[SOURCE INFORMATION — start]
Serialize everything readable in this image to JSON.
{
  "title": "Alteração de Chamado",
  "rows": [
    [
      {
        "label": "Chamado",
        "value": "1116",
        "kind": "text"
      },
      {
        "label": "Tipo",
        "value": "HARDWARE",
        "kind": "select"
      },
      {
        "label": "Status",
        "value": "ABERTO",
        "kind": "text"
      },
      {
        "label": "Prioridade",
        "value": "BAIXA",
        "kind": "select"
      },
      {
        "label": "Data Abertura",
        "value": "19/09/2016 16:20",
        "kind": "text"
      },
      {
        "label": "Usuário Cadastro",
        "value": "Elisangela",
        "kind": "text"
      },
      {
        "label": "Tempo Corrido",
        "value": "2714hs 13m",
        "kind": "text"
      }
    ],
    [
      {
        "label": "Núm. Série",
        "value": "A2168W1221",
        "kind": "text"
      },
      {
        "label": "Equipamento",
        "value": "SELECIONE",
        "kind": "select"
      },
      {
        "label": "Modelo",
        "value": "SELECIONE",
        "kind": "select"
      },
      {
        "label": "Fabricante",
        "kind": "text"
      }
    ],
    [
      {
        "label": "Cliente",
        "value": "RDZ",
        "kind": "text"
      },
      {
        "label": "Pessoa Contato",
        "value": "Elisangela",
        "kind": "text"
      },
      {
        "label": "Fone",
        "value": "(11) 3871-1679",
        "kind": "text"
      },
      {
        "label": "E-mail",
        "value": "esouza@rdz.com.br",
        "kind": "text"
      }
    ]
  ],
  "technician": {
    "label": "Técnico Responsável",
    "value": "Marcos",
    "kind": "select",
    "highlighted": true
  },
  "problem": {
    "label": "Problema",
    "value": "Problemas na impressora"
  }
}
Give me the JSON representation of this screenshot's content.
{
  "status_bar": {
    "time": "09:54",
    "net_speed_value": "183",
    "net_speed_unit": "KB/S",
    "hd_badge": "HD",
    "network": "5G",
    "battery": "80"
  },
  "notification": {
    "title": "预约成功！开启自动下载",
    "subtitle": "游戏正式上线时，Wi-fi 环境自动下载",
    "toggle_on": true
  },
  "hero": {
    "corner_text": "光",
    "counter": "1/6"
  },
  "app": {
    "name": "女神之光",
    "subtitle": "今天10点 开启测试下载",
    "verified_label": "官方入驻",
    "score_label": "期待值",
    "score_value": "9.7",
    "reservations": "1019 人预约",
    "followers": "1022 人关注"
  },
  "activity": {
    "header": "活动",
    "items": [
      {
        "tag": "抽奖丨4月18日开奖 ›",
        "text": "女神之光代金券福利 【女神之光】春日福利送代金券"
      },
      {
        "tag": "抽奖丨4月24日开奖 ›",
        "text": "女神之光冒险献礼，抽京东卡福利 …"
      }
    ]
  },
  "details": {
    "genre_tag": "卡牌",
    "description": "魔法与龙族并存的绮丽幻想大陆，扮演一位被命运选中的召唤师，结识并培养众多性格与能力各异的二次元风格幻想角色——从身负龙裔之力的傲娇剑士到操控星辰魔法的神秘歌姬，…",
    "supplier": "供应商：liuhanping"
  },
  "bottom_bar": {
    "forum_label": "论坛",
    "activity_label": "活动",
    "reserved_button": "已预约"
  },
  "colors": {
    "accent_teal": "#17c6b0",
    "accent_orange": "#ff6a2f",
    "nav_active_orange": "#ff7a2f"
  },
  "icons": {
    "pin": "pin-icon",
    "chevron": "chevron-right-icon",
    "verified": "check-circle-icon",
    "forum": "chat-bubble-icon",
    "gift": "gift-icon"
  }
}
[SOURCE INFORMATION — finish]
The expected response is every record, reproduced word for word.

Serialize everything readable in this image to JSON.
{
  "title": "Alteração de Chamado",
  "rows": [
    [
      {
        "label": "Chamado",
        "value": "1116",
        "kind": "text"
      },
      {
        "label": "Tipo",
        "value": "HARDWARE",
        "kind": "select"
      },
      {
        "label": "Status",
        "value": "ABERTO",
        "kind": "text"
      },
      {
        "label": "Prioridade",
        "value": "BAIXA",
        "kind": "select"
      },
      {
        "label": "Data Abertura",
        "value": "19/09/2016 16:20",
        "kind": "text"
      },
      {
        "label": "Usuário Cadastro",
        "value": "Elisangela",
        "kind": "text"
      },
      {
        "label": "Tempo Corrido",
        "value": "2714hs 13m",
        "kind": "text"
      }
    ],
    [
      {
        "label": "Núm. Série",
        "value": "A2168W1221",
        "kind": "text"
      },
      {
        "label": "Equipamento",
        "value": "SELECIONE",
        "kind": "select"
      },
      {
        "label": "Modelo",
        "value": "SELECIONE",
        "kind": "select"
      },
      {
        "label": "Fabricante",
        "kind": "text"
      }
    ],
    [
      {
        "label": "Cliente",
        "value": "RDZ",
        "kind": "text"
      },
      {
        "label": "Pessoa Contato",
        "value": "Elisangela",
        "kind": "text"
      },
      {
        "label": "Fone",
        "value": "(11) 3871-1679",
        "kind": "text"
      },
      {
        "label": "E-mail",
        "value": "esouza@rdz.com.br",
        "kind": "text"
      }
    ]
  ],
  "technician": {
    "label": "Técnico Responsável",
    "value": "Marcos",
    "kind": "select",
    "highlighted": true
  },
  "problem": {
    "label": "Problema",
    "value": "Problemas na impressora"
  }
}
Give me the JSON representation of this screenshot's content.
{
  "status_bar": {
    "time": "09:54",
    "net_speed_value": "183",
    "net_speed_unit": "KB/S",
    "hd_badge": "HD",
    "network": "5G",
    "battery": "80"
  },
  "notification": {
    "title": "预约成功！开启自动下载",
    "subtitle": "游戏正式上线时，Wi-fi 环境自动下载",
    "toggle_on": true
  },
  "hero": {
    "corner_text": "光",
    "counter": "1/6"
  },
  "app": {
    "name": "女神之光",
    "subtitle": "今天10点 开启测试下载",
    "verified_label": "官方入驻",
    "score_label": "期待值",
    "score_value": "9.7",
    "reservations": "1019 人预约",
    "followers": "1022 人关注"
  },
  "activity": {
    "header": "活动",
    "items": [
      {
        "tag": "抽奖丨4月18日开奖 ›",
        "text": "女神之光代金券福利 【女神之光】春日福利送代金券"
      },
      {
        "tag": "抽奖丨4月24日开奖 ›",
        "text": "女神之光冒险献礼，抽京东卡福利 …"
      }
    ]
  },
  "details": {
    "genre_tag": "卡牌",
    "description": "魔法与龙族并存的绮丽幻想大陆，扮演一位被命运选中的召唤师，结识并培养众多性格与能力各异的二次元风格幻想角色——从身负龙裔之力的傲娇剑士到操控星辰魔法的神秘歌姬，…",
    "supplier": "供应商：liuhanping"
  },
  "bottom_bar": {
    "forum_label": "论坛",
    "activity_label": "活动",
    "reserved_button": "已预约"
  },
  "colors": {
    "accent_teal": "#17c6b0",
    "accent_orange": "#ff6a2f",
    "nav_active_orange": "#ff7a2f"
  },
  "icons": {
    "pin": "pin-icon",
    "chevron": "chevron-right-icon",
    "verified": "check-circle-icon",
    "forum": "chat-bubble-icon",
    "gift": "gift-icon"
  }
}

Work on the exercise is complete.